The 54th Shields class national championship, hosted out of the Edgartown Yacht Club, ended on Saturday with Ted Slee’s Newport-based boat, Maverick, taking home the first place prize. In one of the best hometown performances in recent memory, Paul Mitchell of Edgartown worked his way onto the podium.

“We got a fifth!” Mr. Mitchell said at the awards dinner Saturday evening. “We were delighted with it.”

The Shields is a classic Sparkman & Stephens design, 30 feet in length with a 6.5-foot beam and elegant lines. About 20 of the speedy boats participated in the regatta this past week, with five of those based in Edgartown.

“Edgartown’s been racing Shields for quite a while,” race organizer and retired Coast Guard Captain Bob Hurst said. “But this weekend we had racers show up all the way from Monterrey, and boats come up from Long Island Sound and Newport.”

Relatively mild conditions on the first two days gave way to high gales and rain on the latter two. — Louisa Gould

The course is six miles in length, with turnarounds every 1.5 miles. Depending on the wind, race organizers will change the signal cones so the course has two downwind and two upwind legs. For the national championship, relatively mild conditions on the first two days gave way to high gales and rain on the latter two, making for an exciting finish to the event.

“It was wet, wild, lots of wind, lots of bruises,” Mr. Hurst said. “There were big smiles at the end of the day when we got to come in.”

The widest grin came from the face of champion Ted Slee.

“This is our first time racing Shields here in Edgartown and it’s been great,” Mr. Slee said afterward. “I’ve been so lucky to have such great friends I can get out on the water and have fun with. If we’re not having fun, we’re not going fast.”

Mr. Slee came to the event prepared.
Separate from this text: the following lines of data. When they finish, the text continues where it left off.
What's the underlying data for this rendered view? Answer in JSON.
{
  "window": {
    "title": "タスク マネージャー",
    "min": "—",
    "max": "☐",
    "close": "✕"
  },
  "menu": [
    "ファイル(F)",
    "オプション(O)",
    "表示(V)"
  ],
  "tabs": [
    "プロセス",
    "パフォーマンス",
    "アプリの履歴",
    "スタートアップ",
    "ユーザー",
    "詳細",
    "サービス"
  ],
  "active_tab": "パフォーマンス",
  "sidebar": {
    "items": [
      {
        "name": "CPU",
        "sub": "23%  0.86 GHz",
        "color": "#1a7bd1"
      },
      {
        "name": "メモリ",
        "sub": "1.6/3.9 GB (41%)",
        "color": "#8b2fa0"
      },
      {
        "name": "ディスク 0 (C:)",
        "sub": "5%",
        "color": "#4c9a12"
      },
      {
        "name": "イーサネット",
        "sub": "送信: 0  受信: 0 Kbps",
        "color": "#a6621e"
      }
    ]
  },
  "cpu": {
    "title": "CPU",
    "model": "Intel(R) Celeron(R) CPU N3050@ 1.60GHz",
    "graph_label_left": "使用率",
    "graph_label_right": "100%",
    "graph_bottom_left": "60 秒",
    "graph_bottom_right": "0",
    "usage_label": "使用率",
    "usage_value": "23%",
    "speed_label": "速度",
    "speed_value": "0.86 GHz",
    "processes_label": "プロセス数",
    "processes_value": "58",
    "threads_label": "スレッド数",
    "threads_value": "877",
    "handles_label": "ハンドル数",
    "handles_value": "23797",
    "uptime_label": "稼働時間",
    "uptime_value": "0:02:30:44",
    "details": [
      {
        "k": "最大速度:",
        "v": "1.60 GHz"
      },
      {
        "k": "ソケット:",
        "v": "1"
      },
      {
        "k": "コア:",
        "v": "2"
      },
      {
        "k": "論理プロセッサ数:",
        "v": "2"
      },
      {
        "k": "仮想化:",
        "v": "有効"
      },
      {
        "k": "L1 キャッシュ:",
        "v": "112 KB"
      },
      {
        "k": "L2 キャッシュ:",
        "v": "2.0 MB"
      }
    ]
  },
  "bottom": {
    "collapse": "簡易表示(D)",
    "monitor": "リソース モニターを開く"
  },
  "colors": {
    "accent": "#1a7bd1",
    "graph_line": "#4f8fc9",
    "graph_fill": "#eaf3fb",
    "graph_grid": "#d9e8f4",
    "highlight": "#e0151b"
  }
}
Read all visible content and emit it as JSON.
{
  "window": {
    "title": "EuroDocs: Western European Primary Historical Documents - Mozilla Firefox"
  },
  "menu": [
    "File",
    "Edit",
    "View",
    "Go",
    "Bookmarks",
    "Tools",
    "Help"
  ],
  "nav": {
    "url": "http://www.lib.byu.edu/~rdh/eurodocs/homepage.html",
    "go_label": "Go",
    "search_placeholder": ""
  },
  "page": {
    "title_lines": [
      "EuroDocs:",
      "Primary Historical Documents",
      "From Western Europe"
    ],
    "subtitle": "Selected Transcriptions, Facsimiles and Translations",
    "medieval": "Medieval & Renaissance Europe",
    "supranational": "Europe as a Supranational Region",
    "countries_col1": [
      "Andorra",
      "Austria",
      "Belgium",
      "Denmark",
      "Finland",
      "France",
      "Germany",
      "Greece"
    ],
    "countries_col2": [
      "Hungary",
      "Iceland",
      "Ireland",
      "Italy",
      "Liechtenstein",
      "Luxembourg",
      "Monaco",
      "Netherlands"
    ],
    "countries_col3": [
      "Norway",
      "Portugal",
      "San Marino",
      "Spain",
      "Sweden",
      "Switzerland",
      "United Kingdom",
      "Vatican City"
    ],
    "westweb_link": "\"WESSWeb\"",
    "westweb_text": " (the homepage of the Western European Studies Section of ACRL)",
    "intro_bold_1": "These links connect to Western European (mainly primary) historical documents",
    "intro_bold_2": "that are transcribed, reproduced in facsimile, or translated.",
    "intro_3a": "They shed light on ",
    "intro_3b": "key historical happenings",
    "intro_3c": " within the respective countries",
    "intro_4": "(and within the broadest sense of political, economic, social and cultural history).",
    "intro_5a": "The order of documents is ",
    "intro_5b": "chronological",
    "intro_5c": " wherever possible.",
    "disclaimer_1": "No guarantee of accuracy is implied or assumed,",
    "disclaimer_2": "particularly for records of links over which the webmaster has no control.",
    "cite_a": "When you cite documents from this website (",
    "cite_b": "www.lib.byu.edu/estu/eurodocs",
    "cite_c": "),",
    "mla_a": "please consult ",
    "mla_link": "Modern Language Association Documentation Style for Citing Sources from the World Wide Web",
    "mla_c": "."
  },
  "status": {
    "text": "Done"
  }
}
Weeks before the race, he’d readied his Spotify playlists for the boat and filled an entire excel spreadsheet with score predictions for his competitors, factoring in their performance during the nine-week Shields racing season. After four second-place finishes in the first four races this weekend, Mr. Slee felt confident about his chances, and a first-place finish on Friday, followed by another second, and then another first, sealed the deal.

“On Thursday, the wind was out of the south, but the last two days wind came out of the north and it created big bumpers,” said crewmember Bob Geisser. “We sailed well together, so we were able to overcome the adversity. This was a great fleet we raced against, and they made us work for these results.”

The course is six miles in length, with turnarounds every 1.5 miles. — Louisa Gould

Mr. Slee’s crew on the Maverick faced its own share of adversity as well. Hall of fame sailing tactician Betsy Alison, who’s coached for the U.S. Olympic team and won multiple J21 world championships, slipped and fell during a mark-rounding, slicing her leg with a laceration that extended the entirety of her calf. Ms. Alison refused to seek medical attention on the water, instead opting to tourniquet the wound with her official national championship shirt. Only after the Maverick finished the race in first place did Ms. Alison make her way to the hospital, where she promptly received 40 stitches and a much-needed respite.

“Suffice to say, she’s a very, very tough lady,” said crewmember Anderson Reggio. “Her shirt looked like the Shroud of Turin. She’s thinking about framing it.”

“Betsy’s an unbelievable sailor,” Mr. Geisser added. “All of us couldn’t touch Betsy with a 10-foot pole.”

After Betsy went down on Friday, the Maverick needed to find a replacement for the final two Saturday races. They turned to 17-year-old regional high school student and Sail Martha’s Vineyard product Joe Serpa, who was at home in Edgartown when he got the call Friday night.

“I’ve never sailed Shields before, so it was great having these guys who knew what they were doing showing me the ropes,” Joe said. “And I won a national championship, too.”

Mr. Serpa even got to drive home on the final leg of the last race Saturday.

“It was pretty cool to have Joe,” Mr. Slee said. “Just seeing the smile on his face, I knew we created another Shields racer. We couldn’t have won the race without him.”

Saturday’s awards dinner was the last event of the season for the Edgartown Yacht Club, which is closing its doors for renovations to raise the building by two feet. That meant drinks were on the house, and Mr. Slee’s crew took advantage, filling their trophy to the brim.

At the dinner, Edgartown Yacht Club racer Steven Mettler won most improved sailor and fellow yacht club member Ted Knight won the Gordon Award for the sailor who finishes highest in his or her first competition. The sweetest moment of the evening came moments before the dessert platter, when fifth-place finisher Paul Mitchell honored patron saint of Edgartown Shields racing, John Klein. Mr Klein started Shields racing in 1963 and has finally decided to call it quits.

Mr. Klein, at age 77, worked on the floor deck of his boat all week and got a third in the final race Saturday.

“John is the heart and soul of the Shields fleet no. 80,” Mr. Mitchell said, choking back tears. “And I believe the entire Shields fleet has never had a better participant. Let it be known that the Shields class now recognizes him as one of its great sailors.”